This past week I had a special opportunity to photograph the best college hockey players in the nation at the 2011 Frozen Four NCAA national championships. Wow.
I got to shoot the event because I was credentialed by Southcreek Global Media, a company where you have to be referred by a fellow photographer to get reviewed and if you get approved you have the opportunity to shoot events under their name. (Many thanks you to my referring photographer who wishes to remain anonymous.) The shots get uploaded to their distribution system. If they get purchased by national or international clients, such as media outlets and companies, I get paid. If nothing sells, I don‘t get anything. So it‘s speculative, but a pretty good risk factor for someone like me who needs to have a means of access to big time events and distribution network to get the shots into the marketplace. As a result of this relationship, I don‘t sell the images directly. I can show my photos but only with the Southcreek watermark (except for the some that I will not submit to SCG because they are not interested in non-standard sized images or personal shots.)
So the night before the event, I shot some photos of the exterior of the Xcel Energy Center, the venue for this pinacle of college hockey sport. It‘s a great venue in that it‘s where each year in Minnesota, “The State of Hockey“ it‘s where the state high school hockey championships are held. Lots of hockey dreams are associated with this place.
Because of the gravitas and romantic nature of “the X“ I used two newly learned techniques to shoot it: Pano and High Dynamic Range (HDR). The first shot above i used both. The panoramic technique was surprisingly simple. Just use a tripod. Line it up and shoot the series. The HDR technique was way easy too. The camera and software does all the work. All I had to do was to get my light settings right, and set the camera to shoot a bracketed range of exposures. I went +2 and -2 on both of the building shots above, so it was capturing 5 shots , +2, +1, 0, -1 and -2 and then collapsing them into a single image. I did some addition tweaks to make it pop just how I liked it. I was pretty pleased that it reached the affect I was after.
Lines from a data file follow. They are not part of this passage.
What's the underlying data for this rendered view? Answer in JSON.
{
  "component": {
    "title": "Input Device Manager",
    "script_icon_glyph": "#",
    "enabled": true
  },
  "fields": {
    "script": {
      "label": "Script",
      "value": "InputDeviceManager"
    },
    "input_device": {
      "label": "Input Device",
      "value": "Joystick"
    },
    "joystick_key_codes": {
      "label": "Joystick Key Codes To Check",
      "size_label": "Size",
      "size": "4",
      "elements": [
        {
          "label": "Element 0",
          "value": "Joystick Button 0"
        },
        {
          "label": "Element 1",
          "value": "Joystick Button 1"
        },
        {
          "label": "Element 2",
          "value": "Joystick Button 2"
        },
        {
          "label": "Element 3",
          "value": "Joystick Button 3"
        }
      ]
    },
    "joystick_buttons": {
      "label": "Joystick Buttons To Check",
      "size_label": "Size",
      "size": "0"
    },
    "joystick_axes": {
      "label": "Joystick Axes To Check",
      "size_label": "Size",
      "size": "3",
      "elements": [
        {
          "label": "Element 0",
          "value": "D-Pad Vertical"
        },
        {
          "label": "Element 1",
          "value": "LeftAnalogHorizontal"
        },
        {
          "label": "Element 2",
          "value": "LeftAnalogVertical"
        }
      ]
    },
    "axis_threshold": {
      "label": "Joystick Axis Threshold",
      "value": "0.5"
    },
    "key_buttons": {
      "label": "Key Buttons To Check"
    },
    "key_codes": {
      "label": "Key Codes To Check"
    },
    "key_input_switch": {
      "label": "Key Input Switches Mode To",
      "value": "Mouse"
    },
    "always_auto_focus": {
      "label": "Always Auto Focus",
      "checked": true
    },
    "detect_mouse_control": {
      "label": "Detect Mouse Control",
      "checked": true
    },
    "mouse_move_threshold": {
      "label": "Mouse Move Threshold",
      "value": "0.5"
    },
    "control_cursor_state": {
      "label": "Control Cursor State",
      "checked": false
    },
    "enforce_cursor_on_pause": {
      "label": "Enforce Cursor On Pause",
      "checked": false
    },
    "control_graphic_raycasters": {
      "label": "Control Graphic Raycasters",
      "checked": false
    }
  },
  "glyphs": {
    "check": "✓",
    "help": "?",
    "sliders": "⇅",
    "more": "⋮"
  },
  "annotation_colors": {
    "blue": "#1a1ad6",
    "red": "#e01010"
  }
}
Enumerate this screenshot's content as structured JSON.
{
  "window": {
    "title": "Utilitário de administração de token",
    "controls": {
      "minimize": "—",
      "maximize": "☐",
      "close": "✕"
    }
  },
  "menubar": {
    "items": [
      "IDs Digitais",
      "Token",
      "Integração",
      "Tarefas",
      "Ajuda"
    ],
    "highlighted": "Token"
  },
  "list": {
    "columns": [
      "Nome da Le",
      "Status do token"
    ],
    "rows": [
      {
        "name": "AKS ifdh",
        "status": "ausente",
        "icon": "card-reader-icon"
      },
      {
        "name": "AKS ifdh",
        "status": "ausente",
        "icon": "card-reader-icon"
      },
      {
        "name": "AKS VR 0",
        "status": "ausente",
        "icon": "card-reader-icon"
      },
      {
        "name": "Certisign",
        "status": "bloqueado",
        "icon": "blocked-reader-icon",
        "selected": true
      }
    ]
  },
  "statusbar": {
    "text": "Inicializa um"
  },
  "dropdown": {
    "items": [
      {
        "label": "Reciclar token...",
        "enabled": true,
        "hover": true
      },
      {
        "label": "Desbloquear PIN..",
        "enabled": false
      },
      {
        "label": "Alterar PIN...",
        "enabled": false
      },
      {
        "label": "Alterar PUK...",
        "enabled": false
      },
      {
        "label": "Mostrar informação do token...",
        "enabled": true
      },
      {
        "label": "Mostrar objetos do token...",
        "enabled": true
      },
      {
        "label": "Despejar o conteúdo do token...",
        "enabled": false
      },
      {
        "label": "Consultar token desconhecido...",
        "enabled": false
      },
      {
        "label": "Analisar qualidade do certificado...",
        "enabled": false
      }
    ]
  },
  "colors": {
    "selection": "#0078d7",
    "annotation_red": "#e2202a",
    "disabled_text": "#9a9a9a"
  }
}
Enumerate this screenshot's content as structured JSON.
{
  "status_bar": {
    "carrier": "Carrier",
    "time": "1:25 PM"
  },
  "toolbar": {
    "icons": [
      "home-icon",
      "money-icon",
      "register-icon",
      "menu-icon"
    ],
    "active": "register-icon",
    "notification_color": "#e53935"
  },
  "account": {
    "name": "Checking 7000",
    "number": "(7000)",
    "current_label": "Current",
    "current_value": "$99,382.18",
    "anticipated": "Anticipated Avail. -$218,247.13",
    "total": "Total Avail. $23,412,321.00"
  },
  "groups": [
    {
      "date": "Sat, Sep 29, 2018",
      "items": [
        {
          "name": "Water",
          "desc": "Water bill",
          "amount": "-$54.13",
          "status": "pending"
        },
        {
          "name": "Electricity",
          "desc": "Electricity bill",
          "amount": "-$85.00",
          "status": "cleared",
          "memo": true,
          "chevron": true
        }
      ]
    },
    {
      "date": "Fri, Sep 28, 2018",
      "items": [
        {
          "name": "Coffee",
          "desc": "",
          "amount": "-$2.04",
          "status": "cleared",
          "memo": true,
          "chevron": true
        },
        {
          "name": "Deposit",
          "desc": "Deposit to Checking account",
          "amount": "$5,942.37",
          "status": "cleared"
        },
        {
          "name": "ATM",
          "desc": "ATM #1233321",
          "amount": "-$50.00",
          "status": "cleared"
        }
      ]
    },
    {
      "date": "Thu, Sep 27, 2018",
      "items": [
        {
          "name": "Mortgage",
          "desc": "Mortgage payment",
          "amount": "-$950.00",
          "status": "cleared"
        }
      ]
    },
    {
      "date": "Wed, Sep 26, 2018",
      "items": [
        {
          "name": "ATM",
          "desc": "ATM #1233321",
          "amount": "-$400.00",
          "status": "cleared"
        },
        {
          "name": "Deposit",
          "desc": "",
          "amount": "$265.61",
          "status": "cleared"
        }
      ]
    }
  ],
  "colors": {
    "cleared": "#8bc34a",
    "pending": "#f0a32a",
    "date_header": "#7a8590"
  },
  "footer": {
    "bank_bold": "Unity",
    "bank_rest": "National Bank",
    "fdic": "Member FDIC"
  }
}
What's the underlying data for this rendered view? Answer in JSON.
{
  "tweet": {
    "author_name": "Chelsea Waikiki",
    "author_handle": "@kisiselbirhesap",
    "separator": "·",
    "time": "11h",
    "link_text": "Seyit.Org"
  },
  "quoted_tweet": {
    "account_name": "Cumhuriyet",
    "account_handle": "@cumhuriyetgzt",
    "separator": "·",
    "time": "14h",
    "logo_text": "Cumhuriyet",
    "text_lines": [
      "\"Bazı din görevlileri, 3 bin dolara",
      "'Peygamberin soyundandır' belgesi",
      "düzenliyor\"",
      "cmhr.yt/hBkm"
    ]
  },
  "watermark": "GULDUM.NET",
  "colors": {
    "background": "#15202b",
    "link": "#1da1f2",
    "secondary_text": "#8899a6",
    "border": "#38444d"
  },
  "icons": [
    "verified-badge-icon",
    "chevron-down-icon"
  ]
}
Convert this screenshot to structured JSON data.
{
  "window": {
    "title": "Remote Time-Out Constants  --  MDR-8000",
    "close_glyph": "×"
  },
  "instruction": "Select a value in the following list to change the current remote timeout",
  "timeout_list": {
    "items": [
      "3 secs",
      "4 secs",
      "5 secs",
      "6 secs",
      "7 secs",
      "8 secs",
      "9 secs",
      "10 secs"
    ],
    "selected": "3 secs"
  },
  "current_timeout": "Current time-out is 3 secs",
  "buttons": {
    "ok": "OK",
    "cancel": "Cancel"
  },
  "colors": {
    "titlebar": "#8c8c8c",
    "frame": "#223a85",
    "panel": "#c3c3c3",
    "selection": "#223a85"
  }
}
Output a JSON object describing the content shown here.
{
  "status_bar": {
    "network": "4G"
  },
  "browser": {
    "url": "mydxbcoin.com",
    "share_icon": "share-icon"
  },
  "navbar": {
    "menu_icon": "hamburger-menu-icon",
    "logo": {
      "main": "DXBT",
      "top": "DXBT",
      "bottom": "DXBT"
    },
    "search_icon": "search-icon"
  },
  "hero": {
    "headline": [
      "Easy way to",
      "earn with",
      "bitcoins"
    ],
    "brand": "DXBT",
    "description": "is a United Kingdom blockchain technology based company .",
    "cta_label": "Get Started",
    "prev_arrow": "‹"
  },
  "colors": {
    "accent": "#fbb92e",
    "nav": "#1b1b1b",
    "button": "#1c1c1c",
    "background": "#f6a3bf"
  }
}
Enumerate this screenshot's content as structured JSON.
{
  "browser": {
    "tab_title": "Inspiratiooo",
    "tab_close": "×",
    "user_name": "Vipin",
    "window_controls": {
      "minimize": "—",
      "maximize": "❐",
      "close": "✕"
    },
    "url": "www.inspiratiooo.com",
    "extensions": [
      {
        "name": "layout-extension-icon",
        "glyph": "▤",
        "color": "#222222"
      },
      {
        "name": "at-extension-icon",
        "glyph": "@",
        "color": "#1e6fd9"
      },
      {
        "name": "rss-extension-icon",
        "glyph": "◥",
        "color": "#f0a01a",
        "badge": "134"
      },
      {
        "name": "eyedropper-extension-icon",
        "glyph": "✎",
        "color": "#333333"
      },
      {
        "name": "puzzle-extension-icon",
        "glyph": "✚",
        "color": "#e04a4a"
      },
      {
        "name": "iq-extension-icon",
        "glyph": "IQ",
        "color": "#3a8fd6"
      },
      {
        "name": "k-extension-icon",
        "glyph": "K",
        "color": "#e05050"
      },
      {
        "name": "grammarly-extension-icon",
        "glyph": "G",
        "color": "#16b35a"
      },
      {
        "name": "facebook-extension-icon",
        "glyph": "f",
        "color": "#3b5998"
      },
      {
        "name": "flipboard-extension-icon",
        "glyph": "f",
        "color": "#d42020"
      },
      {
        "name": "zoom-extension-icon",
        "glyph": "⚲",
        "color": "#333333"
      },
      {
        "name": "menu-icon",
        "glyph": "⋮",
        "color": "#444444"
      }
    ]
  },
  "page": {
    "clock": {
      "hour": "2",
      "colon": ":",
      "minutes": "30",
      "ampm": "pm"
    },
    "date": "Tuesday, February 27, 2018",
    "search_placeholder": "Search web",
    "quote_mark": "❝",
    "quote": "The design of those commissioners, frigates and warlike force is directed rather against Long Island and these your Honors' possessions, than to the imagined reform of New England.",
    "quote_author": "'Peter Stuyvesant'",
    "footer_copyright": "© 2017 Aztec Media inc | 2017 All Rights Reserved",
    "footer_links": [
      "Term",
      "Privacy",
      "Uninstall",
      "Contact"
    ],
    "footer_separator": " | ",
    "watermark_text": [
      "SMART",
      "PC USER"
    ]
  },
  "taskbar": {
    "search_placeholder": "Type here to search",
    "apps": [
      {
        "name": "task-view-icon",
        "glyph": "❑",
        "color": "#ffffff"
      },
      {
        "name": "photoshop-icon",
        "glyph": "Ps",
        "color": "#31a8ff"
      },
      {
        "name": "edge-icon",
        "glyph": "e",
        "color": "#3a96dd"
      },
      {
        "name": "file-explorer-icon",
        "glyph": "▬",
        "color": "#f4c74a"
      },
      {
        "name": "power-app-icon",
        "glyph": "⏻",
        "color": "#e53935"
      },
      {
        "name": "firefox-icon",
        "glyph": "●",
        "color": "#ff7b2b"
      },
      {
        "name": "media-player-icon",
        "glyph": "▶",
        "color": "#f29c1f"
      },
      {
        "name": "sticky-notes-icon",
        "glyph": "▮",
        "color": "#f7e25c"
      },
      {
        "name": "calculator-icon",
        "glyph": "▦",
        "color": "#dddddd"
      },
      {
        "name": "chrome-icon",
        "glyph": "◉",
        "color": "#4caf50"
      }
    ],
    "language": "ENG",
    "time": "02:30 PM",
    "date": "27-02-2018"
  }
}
Thursday it was game time. I got the X parking lot about three hours before the first of two games. As strapped my gear onto my back, I saw a fellow photographer loading up too. We took the walk into the X together and he told me his name was Eric Miller and had been shooting for Reuters for 27+ years. What a great guy. He made a point of waiting for me as we got our credentials. He was familiar with the place and wanted to be sure I knew where to go. Only later did I figure out that this was my first of many encounters with “the best.” Fast forward to after the championship game on Saturday: I was doing some quick research to caption a photo and landed on the New York Times page, with an image by Eric, as he sat right behind me!
Another great guy I met was Pat Green. Pat noticed my credentials after I sat down in the workspace next to him, plugging in my laptop and unloading some of my equipment with hardly the faintest idea of what I needed to do next. He told me that he too shot for Southcreek, and that he‘d come up from Dallas to shoot this event. Pat was a heaven sent, showing me the ropes, giving some great advice on how to do my best for Southcreek. Pat‘s been doing this work for several years too and loves it. Can you tell?
This start and this space helped me realize that I was surrounded by men and women photographers, maybe two dozen or more, who were here because they loved shooting sports. They were the best at what they do from all around the country as well as locals who really know their sport in this State of Hockey. Not to mention I was amongst the ESPN team, bumped sholders (almost literally as I entered an elevator, with ESPN analyst Barry Melrose).
Geez, did I feel pretty okay about all of that.